ASSIGNMENT ▸
From the entries that follow, copy each line containing the word "data".

ENTRIES PROVIDED ▸

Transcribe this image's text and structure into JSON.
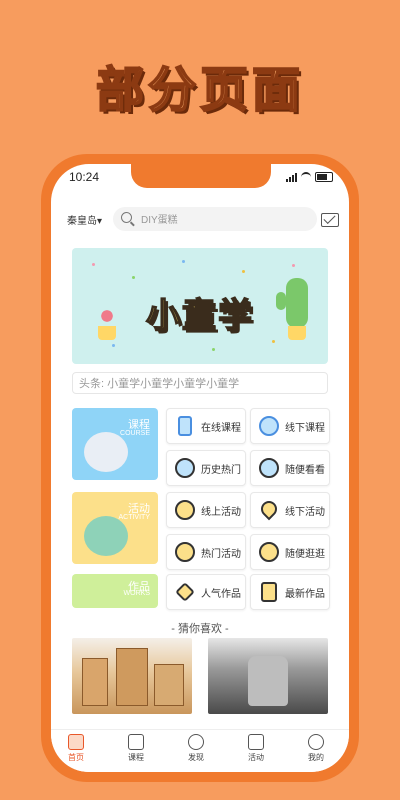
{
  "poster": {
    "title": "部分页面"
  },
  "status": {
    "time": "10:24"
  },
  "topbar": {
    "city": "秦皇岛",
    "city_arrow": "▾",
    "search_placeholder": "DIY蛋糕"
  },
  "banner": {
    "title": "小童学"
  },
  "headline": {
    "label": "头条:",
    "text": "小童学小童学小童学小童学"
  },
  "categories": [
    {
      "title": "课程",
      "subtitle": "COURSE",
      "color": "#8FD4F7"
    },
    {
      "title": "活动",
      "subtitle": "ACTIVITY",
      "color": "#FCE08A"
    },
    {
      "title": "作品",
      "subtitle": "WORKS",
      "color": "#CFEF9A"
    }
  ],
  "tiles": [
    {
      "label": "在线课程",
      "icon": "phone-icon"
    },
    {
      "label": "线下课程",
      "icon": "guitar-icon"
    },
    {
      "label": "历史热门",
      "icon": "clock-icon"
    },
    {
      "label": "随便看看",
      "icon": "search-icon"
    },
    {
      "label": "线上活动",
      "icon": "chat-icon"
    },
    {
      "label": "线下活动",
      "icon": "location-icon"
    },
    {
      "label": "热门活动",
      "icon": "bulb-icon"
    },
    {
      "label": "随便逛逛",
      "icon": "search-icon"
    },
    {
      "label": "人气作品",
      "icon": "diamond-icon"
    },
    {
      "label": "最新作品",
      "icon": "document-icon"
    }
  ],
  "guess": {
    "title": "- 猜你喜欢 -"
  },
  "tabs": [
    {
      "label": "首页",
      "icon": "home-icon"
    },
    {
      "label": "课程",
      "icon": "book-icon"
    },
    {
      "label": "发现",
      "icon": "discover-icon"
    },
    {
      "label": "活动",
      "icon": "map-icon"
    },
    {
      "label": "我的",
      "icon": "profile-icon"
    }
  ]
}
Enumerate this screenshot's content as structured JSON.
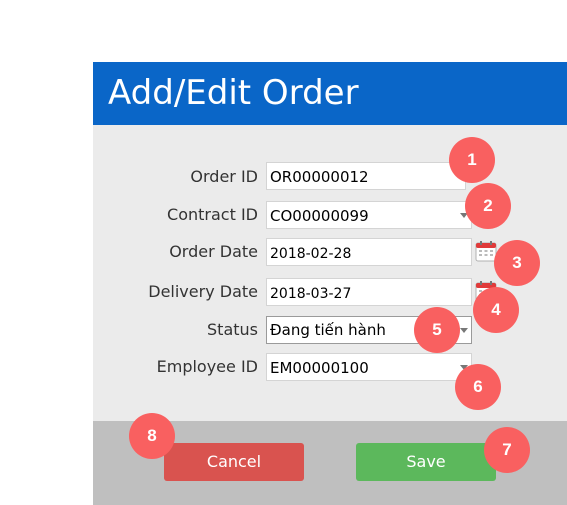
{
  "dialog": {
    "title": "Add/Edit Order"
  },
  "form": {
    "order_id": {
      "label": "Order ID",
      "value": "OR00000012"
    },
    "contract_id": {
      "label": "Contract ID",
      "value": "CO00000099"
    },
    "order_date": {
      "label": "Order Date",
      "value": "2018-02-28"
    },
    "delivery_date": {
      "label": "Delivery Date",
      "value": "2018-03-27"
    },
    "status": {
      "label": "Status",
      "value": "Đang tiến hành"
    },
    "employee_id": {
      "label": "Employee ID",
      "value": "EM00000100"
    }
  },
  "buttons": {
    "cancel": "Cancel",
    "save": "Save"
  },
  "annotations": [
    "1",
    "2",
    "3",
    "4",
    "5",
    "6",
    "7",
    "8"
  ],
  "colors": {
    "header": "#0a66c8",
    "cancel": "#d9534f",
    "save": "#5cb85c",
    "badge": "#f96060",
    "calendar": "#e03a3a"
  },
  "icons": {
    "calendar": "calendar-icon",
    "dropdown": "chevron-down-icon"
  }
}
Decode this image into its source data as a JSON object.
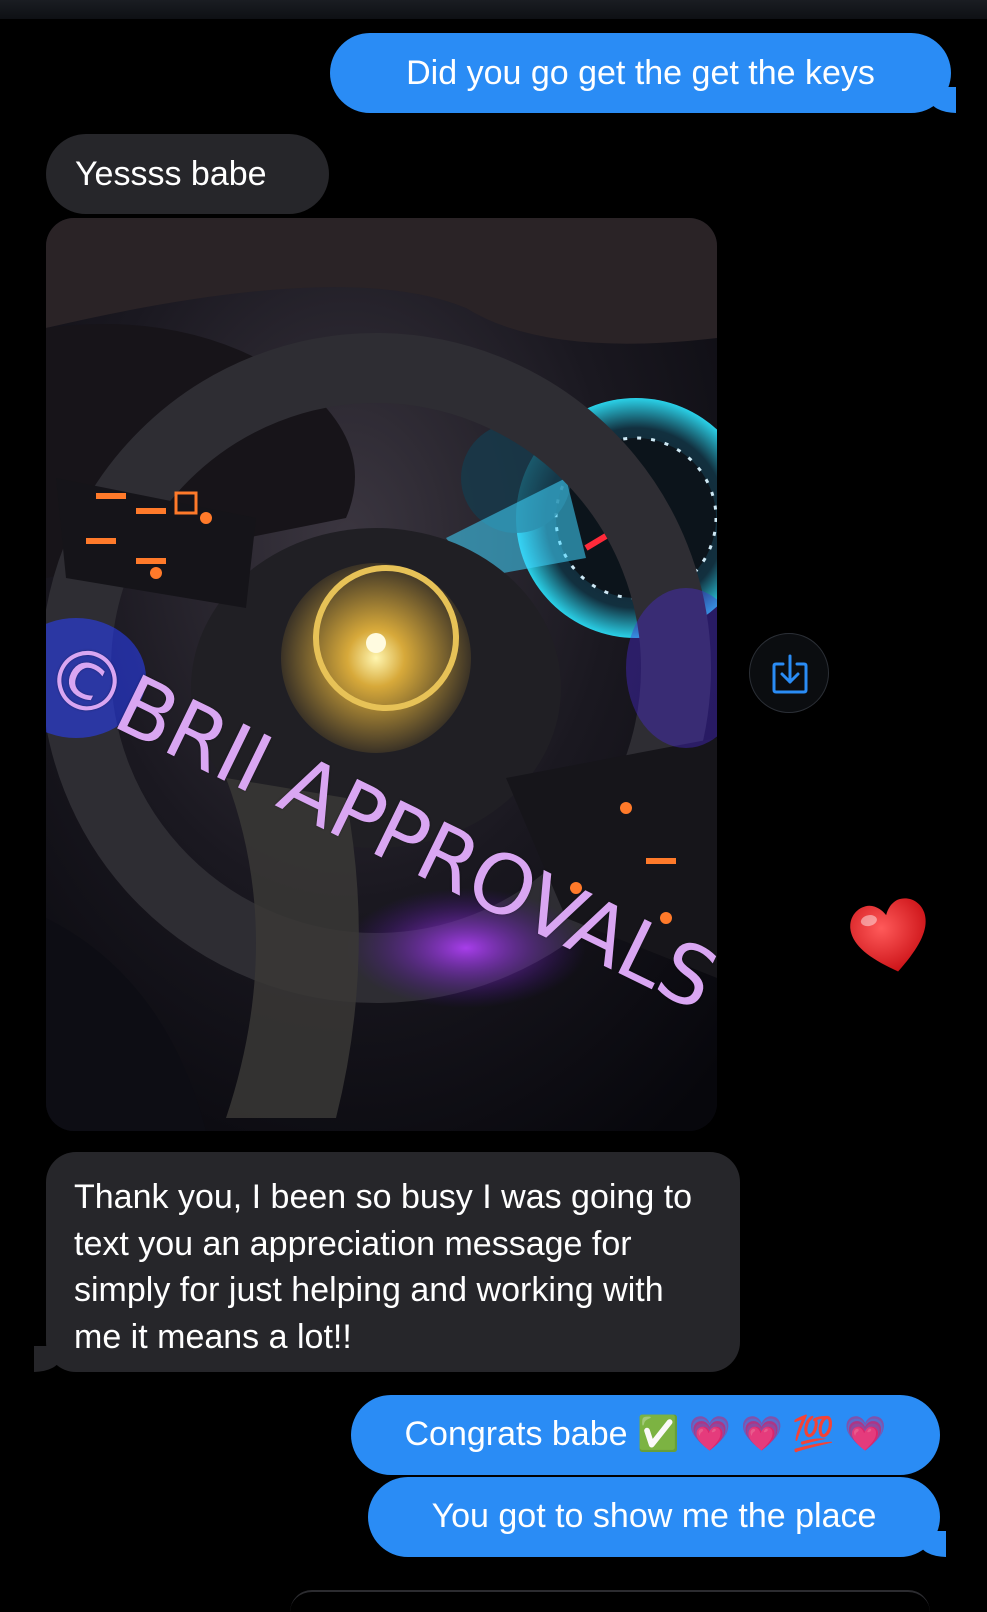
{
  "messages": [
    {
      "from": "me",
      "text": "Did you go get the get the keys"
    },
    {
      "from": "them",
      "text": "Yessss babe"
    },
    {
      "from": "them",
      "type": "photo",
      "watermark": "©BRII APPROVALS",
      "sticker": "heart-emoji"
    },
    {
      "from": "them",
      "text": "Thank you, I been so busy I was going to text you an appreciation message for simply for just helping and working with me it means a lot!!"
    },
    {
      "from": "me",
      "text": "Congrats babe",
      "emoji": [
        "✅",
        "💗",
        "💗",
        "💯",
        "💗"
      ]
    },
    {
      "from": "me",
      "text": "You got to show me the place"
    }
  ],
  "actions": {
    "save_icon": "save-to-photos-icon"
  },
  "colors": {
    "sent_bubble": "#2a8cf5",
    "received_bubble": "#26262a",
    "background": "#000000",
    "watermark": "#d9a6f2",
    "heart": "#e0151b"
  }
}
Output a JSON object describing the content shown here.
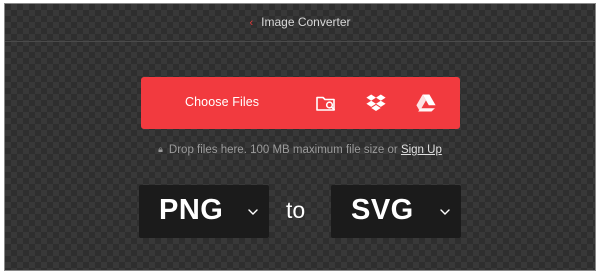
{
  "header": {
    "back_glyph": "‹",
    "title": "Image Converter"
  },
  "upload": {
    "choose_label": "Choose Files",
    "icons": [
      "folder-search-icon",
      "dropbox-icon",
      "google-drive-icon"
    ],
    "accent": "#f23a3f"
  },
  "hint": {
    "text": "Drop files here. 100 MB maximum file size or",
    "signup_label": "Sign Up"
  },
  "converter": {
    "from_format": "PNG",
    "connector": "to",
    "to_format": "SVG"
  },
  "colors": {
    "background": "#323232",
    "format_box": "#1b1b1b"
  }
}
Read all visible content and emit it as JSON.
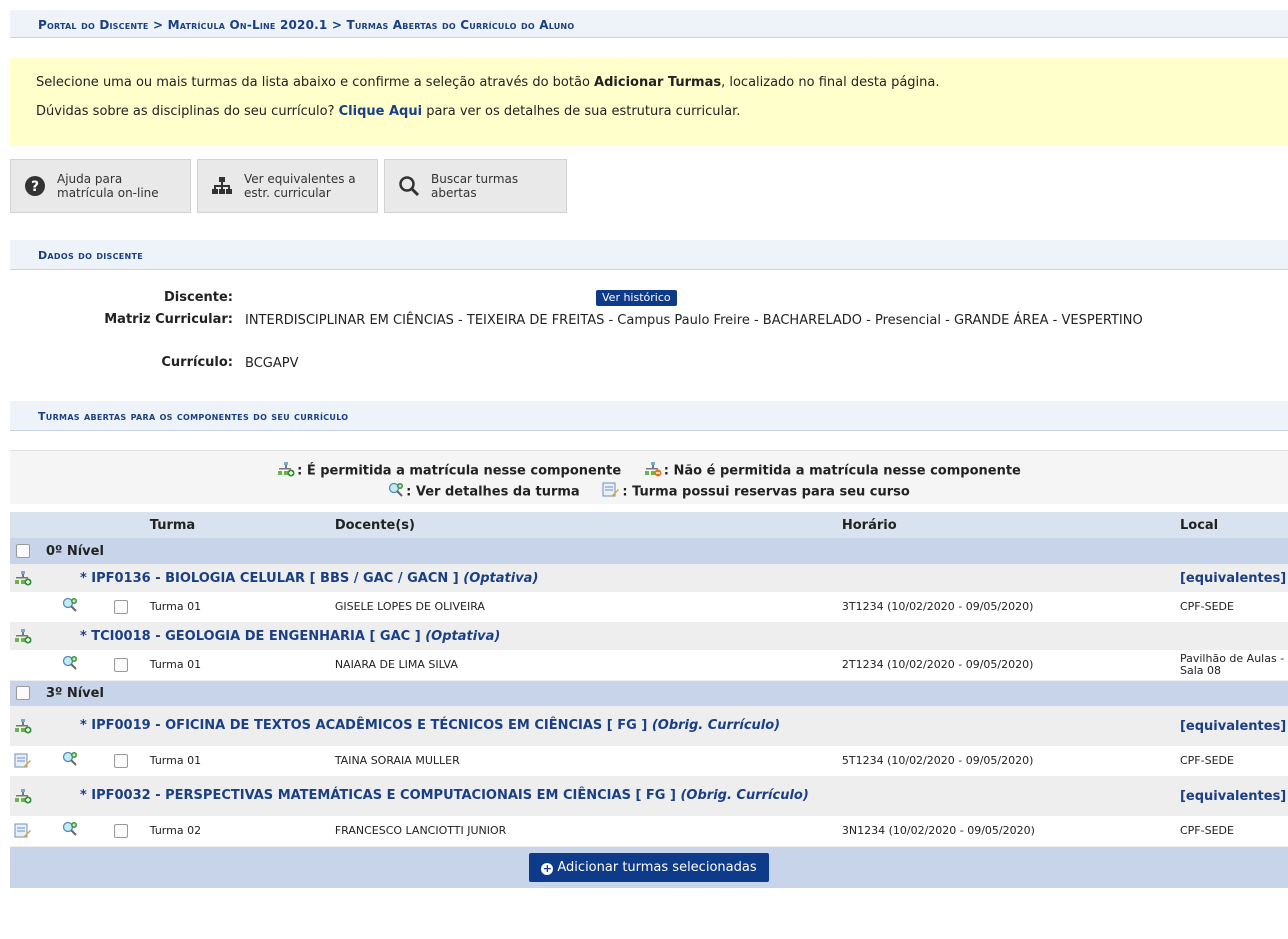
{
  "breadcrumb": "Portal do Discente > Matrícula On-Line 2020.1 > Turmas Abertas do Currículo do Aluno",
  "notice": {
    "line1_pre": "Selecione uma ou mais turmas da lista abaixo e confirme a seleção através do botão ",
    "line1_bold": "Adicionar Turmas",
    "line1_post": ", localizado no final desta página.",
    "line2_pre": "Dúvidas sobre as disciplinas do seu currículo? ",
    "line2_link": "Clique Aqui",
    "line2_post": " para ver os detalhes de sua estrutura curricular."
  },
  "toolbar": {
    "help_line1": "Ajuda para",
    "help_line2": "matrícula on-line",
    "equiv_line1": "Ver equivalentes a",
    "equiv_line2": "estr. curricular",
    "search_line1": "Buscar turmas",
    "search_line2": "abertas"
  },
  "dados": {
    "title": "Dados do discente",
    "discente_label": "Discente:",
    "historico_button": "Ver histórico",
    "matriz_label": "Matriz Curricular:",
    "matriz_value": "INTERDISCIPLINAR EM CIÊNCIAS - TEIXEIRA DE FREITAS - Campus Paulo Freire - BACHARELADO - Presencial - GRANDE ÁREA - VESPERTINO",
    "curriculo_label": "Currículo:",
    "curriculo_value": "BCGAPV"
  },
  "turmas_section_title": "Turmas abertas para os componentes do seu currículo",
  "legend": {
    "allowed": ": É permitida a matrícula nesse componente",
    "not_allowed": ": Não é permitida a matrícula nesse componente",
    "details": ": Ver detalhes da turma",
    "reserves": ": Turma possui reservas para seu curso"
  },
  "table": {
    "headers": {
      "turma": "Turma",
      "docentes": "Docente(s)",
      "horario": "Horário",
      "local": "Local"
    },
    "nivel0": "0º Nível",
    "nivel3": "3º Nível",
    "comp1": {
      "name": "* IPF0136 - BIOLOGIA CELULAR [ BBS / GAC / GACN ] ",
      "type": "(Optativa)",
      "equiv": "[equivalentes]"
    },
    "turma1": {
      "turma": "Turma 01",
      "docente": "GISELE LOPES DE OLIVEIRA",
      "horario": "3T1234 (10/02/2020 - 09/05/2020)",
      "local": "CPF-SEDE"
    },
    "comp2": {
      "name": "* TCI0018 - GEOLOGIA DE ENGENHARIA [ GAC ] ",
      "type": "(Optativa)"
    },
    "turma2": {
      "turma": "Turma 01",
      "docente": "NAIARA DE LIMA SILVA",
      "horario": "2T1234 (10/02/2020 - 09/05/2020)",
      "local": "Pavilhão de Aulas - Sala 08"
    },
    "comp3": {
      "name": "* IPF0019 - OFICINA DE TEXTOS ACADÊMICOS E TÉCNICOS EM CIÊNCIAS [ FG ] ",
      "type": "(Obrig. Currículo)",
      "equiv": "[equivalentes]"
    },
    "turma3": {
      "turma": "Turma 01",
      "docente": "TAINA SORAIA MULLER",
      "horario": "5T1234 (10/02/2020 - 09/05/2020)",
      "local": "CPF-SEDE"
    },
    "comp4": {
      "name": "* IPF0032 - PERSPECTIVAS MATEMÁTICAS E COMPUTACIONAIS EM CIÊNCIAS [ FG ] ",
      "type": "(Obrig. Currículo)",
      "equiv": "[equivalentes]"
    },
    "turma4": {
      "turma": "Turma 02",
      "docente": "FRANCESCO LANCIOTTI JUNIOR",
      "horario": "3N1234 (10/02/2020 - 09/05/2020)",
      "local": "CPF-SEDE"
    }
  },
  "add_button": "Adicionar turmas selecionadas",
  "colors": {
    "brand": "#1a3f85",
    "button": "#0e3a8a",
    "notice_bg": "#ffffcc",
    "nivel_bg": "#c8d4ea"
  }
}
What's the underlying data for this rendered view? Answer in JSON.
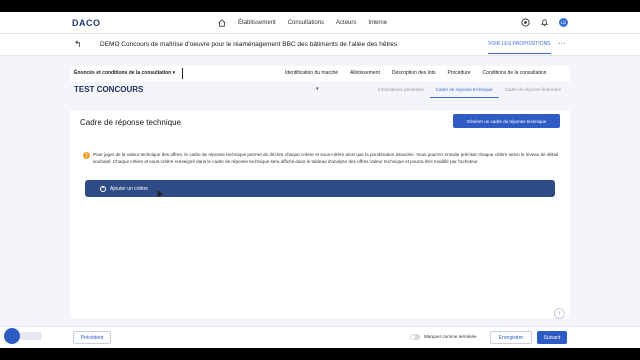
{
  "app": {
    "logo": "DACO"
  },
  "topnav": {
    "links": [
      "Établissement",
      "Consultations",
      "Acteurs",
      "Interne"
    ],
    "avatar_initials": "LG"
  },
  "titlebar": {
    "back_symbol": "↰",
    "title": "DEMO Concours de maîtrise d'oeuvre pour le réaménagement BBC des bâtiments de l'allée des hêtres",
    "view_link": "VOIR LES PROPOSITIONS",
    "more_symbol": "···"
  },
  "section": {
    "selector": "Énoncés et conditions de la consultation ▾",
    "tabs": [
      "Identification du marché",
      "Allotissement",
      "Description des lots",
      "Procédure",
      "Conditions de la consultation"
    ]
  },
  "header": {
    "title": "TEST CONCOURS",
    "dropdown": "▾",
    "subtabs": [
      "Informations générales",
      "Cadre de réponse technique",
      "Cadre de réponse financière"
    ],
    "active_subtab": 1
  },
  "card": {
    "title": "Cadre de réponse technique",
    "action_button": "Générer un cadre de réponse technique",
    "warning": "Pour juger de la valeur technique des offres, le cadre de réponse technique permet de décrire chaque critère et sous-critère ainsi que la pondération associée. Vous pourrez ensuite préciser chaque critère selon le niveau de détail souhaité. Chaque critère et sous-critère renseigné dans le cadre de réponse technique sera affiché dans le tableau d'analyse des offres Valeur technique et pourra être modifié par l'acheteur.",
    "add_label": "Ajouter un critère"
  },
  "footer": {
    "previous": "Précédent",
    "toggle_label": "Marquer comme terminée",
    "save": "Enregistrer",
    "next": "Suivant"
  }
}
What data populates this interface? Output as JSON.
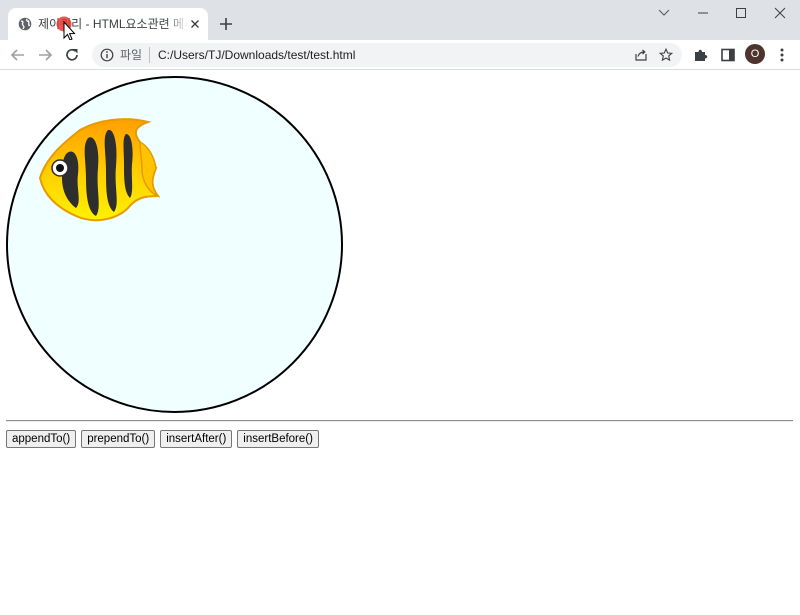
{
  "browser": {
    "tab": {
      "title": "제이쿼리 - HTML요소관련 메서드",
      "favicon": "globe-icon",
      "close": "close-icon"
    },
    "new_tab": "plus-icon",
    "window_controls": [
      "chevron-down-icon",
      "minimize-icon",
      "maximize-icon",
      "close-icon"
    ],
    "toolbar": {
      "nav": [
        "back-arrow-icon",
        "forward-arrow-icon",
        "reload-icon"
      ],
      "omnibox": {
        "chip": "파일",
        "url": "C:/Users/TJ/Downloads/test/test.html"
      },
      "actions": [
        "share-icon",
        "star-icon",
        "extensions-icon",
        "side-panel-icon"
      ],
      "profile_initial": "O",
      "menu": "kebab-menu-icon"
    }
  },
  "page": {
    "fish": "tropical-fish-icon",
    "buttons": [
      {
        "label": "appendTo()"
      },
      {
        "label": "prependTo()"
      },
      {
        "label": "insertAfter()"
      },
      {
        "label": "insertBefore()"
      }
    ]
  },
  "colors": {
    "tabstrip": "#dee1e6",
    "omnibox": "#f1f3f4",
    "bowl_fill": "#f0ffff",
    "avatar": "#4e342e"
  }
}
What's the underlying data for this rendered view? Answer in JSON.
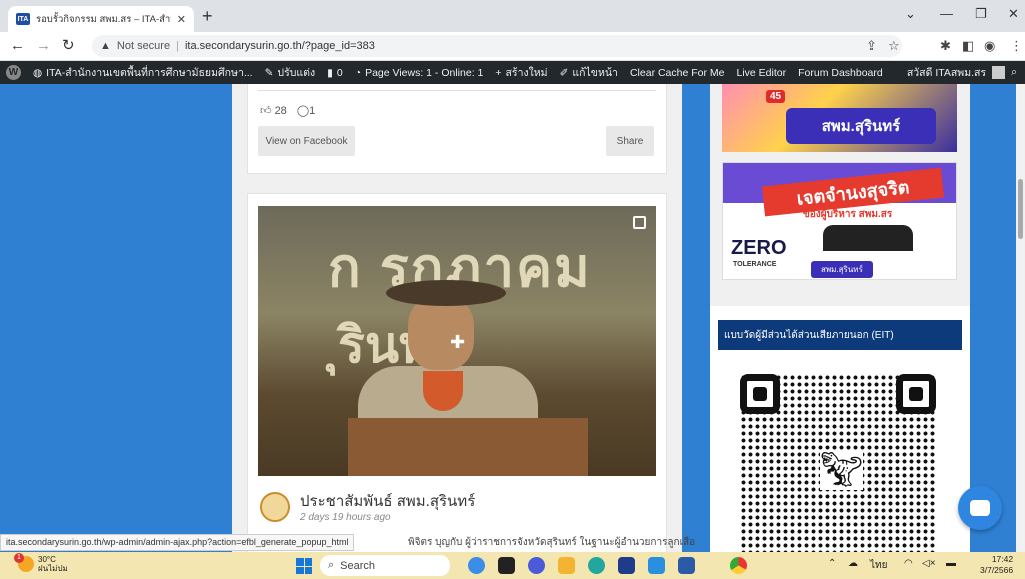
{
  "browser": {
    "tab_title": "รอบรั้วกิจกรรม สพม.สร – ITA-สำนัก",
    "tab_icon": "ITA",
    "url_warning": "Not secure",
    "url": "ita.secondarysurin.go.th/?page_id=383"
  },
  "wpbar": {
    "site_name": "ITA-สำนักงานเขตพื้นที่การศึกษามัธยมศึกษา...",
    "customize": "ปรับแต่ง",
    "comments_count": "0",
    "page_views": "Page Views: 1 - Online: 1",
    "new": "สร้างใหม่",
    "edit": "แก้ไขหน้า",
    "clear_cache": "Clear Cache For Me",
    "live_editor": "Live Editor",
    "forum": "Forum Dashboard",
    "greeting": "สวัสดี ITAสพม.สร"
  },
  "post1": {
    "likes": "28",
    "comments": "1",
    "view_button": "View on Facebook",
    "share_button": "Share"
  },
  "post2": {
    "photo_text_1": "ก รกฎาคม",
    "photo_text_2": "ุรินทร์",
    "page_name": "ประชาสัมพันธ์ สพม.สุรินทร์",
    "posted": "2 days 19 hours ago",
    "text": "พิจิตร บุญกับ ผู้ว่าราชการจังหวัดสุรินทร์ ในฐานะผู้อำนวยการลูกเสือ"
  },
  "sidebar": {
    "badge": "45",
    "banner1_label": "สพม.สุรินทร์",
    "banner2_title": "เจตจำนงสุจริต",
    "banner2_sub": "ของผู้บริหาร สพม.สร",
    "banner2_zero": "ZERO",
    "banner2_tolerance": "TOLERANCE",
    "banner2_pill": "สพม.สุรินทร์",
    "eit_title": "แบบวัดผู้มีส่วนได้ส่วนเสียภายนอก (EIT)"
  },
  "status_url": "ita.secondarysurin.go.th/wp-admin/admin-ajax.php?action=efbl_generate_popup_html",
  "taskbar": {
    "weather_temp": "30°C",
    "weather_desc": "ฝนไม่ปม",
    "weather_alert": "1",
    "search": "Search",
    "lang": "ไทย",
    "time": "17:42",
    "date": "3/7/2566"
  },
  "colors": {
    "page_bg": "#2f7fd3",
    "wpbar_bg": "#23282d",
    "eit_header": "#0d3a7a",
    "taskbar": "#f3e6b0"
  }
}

REPLY ▸
Decode this image into its source data as a JSON object.
What's the underlying data for this rendered view? Answer in JSON.
What data populates this interface? Output as JSON.
What's the underlying data for this rendered view? Answer in JSON.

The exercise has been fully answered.